* _To do_
Below are the records; copy every line in them that holds the string "Checkout".

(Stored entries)
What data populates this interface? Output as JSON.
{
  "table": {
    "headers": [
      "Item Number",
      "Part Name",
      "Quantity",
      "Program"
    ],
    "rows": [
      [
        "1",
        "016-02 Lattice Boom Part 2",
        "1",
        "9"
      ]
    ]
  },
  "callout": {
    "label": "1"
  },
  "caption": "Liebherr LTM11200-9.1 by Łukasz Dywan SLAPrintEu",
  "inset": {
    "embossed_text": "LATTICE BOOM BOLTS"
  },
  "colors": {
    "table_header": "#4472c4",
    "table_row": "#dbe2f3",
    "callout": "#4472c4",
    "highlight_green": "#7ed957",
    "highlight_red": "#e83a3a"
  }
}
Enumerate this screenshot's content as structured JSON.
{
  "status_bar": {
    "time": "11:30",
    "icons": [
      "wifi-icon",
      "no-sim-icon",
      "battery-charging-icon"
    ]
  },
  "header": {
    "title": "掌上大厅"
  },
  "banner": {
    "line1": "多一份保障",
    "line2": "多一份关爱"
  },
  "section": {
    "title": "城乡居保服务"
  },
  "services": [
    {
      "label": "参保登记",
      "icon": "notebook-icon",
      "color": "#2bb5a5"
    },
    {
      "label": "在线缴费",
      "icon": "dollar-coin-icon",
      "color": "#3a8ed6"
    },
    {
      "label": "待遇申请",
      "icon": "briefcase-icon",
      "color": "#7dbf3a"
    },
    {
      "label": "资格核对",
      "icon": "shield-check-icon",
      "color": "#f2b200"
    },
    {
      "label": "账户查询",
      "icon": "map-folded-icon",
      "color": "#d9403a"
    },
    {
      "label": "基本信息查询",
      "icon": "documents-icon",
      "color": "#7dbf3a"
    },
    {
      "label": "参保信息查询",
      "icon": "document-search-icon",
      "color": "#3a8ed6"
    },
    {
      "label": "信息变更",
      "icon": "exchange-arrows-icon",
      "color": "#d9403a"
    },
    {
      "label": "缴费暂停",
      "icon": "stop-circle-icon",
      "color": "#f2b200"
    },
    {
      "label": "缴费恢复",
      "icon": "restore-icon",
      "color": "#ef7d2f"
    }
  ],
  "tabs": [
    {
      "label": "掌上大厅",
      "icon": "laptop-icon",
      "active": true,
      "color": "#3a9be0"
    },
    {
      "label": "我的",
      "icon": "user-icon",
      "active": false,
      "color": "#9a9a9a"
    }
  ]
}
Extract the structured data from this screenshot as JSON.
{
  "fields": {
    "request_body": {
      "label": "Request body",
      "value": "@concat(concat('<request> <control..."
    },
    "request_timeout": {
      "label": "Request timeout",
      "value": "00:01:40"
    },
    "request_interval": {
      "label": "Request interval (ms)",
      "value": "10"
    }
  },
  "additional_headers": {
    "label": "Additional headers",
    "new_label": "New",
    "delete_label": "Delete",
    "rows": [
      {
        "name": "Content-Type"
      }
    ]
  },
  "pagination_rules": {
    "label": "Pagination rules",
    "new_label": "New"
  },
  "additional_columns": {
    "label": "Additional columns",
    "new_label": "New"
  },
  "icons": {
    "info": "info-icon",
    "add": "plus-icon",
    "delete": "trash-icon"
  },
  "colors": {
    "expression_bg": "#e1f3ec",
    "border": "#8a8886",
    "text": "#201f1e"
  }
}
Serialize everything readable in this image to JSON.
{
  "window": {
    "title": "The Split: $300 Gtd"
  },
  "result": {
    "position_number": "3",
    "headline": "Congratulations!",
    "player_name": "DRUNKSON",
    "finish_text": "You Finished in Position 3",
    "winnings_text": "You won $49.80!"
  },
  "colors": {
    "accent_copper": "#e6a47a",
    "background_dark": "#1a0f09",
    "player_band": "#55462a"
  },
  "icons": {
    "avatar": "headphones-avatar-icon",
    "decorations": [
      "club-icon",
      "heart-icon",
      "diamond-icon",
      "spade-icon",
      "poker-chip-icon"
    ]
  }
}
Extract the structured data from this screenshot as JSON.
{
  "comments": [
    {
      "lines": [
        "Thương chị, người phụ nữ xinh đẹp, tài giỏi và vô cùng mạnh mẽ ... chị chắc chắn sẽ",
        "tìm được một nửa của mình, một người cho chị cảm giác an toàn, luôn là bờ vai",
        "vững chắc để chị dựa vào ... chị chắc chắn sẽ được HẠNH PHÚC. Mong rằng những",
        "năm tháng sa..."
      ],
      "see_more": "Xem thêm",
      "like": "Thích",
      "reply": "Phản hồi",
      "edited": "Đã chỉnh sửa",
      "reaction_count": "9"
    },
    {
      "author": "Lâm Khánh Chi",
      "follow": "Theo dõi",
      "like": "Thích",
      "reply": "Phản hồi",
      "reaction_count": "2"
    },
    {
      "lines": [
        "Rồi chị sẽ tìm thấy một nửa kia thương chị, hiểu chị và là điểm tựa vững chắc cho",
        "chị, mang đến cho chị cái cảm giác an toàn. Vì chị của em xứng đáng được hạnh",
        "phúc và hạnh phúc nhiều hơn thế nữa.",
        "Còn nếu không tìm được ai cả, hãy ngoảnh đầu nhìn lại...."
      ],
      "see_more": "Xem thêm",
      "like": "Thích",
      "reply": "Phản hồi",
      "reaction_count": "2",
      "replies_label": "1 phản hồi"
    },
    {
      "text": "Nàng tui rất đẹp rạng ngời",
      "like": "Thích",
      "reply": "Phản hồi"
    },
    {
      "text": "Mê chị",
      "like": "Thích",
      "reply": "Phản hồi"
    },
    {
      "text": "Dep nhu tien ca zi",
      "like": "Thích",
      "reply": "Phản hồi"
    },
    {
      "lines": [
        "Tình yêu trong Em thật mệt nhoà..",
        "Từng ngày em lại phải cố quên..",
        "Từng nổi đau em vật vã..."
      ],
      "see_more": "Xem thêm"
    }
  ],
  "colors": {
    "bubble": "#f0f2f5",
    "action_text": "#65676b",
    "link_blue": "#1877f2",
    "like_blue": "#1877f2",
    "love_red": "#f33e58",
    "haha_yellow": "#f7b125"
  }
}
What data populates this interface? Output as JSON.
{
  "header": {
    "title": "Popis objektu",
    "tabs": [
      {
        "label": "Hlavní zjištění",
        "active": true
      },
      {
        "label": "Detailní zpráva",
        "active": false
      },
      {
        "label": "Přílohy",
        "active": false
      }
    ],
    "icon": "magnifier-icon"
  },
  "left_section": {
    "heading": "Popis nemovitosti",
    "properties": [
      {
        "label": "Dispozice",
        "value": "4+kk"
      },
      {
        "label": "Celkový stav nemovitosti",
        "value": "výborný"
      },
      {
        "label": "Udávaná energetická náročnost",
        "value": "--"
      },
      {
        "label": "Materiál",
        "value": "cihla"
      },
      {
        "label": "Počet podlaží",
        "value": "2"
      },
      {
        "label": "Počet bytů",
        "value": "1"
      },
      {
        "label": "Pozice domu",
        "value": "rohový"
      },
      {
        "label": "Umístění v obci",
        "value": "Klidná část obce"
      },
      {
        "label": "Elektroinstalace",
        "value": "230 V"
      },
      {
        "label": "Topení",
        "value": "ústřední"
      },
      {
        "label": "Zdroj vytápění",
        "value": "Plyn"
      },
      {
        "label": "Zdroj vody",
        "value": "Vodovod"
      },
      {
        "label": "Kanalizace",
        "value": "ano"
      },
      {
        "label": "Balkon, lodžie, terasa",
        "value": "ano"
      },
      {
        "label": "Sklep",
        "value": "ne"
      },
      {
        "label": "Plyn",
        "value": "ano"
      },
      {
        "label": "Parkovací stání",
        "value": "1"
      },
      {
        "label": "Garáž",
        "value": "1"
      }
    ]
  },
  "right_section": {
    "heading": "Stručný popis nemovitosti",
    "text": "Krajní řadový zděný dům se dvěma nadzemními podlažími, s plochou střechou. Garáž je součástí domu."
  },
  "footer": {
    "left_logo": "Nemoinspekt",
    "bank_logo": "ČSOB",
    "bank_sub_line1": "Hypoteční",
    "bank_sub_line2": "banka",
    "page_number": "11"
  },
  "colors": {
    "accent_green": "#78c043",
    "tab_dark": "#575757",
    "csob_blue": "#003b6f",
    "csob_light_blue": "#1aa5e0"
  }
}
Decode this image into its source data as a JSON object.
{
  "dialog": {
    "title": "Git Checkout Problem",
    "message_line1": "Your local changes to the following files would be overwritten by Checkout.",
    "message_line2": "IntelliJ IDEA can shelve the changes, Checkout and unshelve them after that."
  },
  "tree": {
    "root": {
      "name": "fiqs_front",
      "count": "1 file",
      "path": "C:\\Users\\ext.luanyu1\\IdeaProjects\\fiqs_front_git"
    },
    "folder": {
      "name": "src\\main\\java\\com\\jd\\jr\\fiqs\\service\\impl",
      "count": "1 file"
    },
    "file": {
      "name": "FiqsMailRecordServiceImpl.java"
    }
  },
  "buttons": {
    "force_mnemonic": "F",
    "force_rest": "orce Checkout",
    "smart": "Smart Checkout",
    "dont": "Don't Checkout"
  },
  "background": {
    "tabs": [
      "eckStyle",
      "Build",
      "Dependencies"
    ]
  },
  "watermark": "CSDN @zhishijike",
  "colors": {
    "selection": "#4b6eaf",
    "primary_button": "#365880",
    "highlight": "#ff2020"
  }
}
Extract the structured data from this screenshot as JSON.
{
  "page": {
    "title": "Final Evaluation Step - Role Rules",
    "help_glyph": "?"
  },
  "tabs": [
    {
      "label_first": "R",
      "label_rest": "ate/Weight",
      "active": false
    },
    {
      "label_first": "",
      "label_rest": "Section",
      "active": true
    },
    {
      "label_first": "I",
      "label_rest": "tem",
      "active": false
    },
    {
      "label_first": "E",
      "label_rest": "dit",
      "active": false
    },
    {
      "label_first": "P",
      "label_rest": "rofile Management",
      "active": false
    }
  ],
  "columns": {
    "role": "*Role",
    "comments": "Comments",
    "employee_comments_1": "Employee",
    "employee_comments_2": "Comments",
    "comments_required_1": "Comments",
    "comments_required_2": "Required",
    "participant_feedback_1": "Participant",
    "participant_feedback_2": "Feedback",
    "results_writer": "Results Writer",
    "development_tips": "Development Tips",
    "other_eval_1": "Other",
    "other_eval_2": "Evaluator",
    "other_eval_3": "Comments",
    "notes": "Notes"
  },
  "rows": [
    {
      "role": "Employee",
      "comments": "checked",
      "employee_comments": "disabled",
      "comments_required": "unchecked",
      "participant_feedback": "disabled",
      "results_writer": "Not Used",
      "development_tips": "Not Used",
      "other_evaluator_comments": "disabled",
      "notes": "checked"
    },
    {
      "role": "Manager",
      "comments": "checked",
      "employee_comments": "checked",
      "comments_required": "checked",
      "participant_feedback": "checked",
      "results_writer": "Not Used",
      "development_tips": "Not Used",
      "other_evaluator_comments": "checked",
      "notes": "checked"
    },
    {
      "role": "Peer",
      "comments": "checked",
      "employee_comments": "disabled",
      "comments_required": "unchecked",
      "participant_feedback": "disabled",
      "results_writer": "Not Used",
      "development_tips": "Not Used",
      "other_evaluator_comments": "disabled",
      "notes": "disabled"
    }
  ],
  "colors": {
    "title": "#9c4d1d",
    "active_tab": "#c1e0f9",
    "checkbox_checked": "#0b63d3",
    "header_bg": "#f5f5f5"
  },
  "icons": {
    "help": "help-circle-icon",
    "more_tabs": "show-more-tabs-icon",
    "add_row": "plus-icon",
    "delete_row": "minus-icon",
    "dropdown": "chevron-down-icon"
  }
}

* _Reply_
    "title": "Git Checkout Problem",
    "message_line1": "Your local changes to the following files would be overwritten by Checkout.",
    "message_line2": "IntelliJ IDEA can shelve the changes, Checkout and unshelve them after that."
    "force_rest": "orce Checkout",
    "smart": "Smart Checkout",
    "dont": "Don't Checkout"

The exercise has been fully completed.